Planning a Menu

Many factors will affect your choice of menu. What type of gathering are you intending to have? How long will it go for? What time of day? What time of year? How many people will be attending? What are their tastes in food? What are their ages and interests? Are there many vegetarians, or seafood-haters?

With finger food it is best kept simple. Don’t try to attempt too much. A few platters of well-chosen ideas will create more impact. If your guests are staying for the whole evening you might want to consider one or two sweet dishes to be brought out later on. The time of day and year will influence you in your choice of hot and cold dishes­ – in summer there is little need to serve hot dishes.

Obviously your choice of guests will have a major bearing of your choice of menu. You will need to make your own decisions here. However, a good rule of thumb with a mixed group is to serve couple of conversation ‘all rounder’ items such as quiches or tartlets, something more substantial and usually bread based (especially if alcohol is being served) and perhaps one or two more innovative ideas.

How Much to Serve

One of the biggest quandaries people have when preparing finger food is how much to make. How do you know how many of those little pieces everyone will eat?

You will find that most of our recipe serving quantities are given as ‘makes 40’ for single items such as tart or pikelets, or ‘make about 20 pieces’ to give you an idea of how generously something like a frittata or pizza should be cut. However, some recipes (antipasto dishes) are impossible to calculate in pieces.

A rough idea for quantities for pre-dinner nibbles is to serve about 3-5 pieces per person, and for a short (say two or three hour) cocktail party you should allow 4-6 pieces of food per hour for each person, for as long as the party or occasion when finger food is being served in place of a sit-down meal (such as a wedding or birthday party), allow 8-12 pieces per person. As far as variety goes, as we stated earlier, it’s best to keep it simple and concentrate on a few fabulous dishes than have vast quantity of mediocre ones. We advise for 10-20 people, preparing about 6 different dishes and, for any number higher than that, about eight dishes.

For a whole evening occasion, you would move through light canapés, to more substantial bites (this is when you would serve any hot dishes) and finish with sweet nibbles.

Obviously it’s better to make too much food than have people leave feeling hungry.

A Nibble or a Party?

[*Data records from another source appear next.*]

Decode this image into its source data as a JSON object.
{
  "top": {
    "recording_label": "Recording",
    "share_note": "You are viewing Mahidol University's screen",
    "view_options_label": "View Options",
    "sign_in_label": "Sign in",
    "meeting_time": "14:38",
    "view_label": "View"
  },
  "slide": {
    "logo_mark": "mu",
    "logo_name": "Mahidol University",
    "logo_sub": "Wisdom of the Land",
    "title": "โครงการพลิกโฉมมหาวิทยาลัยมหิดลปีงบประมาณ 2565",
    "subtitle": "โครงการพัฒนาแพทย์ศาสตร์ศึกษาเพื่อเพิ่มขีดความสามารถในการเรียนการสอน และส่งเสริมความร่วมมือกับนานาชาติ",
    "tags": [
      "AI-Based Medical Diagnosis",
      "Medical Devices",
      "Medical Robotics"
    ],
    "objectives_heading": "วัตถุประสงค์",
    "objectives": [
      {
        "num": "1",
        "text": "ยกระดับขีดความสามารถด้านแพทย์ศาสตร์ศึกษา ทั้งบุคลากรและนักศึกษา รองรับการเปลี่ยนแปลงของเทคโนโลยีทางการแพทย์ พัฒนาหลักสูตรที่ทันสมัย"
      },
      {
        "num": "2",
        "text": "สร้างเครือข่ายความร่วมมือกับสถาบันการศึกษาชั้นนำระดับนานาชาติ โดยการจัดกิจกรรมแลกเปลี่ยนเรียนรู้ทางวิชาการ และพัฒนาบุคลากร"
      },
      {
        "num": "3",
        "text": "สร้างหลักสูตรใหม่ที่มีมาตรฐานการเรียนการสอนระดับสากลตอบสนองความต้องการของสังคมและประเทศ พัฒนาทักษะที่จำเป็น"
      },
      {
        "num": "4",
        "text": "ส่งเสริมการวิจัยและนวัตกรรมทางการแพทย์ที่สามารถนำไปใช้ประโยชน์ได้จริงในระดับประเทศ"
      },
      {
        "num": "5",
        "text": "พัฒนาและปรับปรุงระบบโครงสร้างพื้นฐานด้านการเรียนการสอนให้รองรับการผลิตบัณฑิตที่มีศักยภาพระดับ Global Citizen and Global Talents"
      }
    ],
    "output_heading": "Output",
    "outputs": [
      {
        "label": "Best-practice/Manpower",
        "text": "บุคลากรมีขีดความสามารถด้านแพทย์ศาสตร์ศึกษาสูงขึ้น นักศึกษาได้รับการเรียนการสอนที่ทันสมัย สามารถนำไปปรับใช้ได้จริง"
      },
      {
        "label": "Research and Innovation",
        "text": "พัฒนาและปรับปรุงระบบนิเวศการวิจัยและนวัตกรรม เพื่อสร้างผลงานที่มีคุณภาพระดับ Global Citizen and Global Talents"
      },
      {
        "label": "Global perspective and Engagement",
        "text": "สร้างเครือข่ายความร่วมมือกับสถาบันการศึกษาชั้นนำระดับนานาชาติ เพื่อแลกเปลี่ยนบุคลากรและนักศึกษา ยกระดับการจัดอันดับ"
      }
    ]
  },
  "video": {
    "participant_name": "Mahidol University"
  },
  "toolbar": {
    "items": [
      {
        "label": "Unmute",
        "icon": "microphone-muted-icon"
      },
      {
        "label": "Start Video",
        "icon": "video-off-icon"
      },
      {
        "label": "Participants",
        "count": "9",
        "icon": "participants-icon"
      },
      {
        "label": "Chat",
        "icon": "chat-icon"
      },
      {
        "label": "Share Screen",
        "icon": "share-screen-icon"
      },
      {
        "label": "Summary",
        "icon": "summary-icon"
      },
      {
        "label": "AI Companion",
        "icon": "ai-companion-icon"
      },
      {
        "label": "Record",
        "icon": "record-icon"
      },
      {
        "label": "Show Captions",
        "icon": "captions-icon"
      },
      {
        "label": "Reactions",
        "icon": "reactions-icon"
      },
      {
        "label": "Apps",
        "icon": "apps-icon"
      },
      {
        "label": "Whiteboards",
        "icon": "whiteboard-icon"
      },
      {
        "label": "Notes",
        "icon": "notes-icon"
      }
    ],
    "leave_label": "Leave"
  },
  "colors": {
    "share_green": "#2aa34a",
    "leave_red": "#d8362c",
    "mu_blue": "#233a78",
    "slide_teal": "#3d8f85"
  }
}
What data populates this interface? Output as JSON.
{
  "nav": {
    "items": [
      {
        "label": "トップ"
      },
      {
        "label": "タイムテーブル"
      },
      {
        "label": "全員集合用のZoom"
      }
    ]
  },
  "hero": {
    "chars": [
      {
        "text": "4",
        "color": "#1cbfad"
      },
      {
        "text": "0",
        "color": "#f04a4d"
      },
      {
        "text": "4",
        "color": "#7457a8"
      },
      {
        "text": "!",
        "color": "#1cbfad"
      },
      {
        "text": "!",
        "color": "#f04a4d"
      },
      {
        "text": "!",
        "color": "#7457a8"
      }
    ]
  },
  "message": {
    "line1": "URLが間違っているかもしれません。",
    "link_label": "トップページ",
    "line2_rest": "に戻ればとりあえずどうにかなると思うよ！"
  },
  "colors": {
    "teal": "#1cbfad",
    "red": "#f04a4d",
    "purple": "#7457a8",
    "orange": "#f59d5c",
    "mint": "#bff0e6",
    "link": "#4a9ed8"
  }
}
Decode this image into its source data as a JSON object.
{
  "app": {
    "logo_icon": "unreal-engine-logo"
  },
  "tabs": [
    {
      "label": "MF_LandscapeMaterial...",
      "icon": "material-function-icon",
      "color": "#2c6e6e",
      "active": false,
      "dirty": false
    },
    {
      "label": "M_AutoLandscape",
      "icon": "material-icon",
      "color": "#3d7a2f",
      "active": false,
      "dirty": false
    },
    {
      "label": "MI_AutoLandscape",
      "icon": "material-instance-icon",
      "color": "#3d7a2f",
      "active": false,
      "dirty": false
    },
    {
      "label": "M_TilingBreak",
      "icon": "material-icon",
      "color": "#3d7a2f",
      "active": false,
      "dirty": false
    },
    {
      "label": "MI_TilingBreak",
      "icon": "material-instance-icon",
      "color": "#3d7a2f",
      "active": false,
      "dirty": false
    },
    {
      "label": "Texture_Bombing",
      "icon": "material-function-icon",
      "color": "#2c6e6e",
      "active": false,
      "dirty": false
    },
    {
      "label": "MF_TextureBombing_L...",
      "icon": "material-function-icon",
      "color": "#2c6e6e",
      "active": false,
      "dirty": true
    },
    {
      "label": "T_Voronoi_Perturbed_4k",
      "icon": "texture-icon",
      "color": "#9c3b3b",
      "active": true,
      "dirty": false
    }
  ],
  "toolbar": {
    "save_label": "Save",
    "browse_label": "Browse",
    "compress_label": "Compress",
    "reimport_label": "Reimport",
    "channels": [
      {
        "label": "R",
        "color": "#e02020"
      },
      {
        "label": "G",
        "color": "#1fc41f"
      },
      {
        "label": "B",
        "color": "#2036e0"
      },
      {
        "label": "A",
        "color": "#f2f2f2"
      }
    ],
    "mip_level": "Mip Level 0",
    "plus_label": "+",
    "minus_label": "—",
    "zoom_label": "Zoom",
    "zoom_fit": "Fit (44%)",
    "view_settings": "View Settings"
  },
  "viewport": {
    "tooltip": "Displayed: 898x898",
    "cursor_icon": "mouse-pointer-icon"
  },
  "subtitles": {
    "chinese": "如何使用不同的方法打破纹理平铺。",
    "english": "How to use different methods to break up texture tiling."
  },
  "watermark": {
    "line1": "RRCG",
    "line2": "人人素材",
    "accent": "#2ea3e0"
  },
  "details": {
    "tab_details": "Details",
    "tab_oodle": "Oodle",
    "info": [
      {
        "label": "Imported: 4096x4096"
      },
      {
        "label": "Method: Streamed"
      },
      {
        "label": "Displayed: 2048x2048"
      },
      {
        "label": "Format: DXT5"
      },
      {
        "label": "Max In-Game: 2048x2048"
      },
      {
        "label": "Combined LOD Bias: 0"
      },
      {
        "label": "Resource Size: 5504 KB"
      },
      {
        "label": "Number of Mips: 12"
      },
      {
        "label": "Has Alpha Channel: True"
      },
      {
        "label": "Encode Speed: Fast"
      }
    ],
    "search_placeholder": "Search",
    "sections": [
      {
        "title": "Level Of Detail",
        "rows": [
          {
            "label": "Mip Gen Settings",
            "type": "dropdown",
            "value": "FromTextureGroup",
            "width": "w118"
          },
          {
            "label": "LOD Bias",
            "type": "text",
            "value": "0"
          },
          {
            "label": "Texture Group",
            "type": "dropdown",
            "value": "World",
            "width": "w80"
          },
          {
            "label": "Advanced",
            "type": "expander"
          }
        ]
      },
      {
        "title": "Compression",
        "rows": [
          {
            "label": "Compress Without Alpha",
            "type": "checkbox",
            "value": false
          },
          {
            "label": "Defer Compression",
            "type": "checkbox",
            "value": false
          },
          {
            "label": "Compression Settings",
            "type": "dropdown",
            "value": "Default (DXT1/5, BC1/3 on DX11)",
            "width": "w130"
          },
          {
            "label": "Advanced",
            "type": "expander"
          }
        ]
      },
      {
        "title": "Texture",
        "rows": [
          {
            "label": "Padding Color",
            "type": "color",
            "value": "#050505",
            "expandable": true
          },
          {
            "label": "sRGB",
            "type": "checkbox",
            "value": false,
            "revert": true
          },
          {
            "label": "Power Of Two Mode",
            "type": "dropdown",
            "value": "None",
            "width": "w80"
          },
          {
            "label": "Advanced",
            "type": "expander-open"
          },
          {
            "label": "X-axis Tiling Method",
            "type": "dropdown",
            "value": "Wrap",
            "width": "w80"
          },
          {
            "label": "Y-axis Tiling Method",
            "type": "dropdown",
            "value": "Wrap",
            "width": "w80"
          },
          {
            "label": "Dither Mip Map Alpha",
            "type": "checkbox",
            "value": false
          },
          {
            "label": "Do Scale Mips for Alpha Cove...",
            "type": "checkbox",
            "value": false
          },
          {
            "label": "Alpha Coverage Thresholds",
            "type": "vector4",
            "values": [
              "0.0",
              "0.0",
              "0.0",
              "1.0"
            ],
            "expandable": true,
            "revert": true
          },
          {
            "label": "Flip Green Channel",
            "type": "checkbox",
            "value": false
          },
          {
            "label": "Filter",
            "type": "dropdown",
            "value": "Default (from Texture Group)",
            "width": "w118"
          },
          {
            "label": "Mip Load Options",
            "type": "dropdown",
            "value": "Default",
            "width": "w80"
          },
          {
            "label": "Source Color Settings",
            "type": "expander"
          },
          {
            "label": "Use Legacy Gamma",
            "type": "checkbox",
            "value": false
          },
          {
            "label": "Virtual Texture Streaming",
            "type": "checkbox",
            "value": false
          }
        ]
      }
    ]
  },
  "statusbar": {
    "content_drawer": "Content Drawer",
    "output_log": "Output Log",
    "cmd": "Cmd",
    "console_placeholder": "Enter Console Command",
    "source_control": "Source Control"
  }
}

Finger food is ideal for many occasions. You might invite a small group of friends round for hors d’oeuvres or canapés with drinks. Alternatively, you might be hosting a wild party for 30+ people, a wedding or brunch at your home or function room. Finger food has its place at all these events.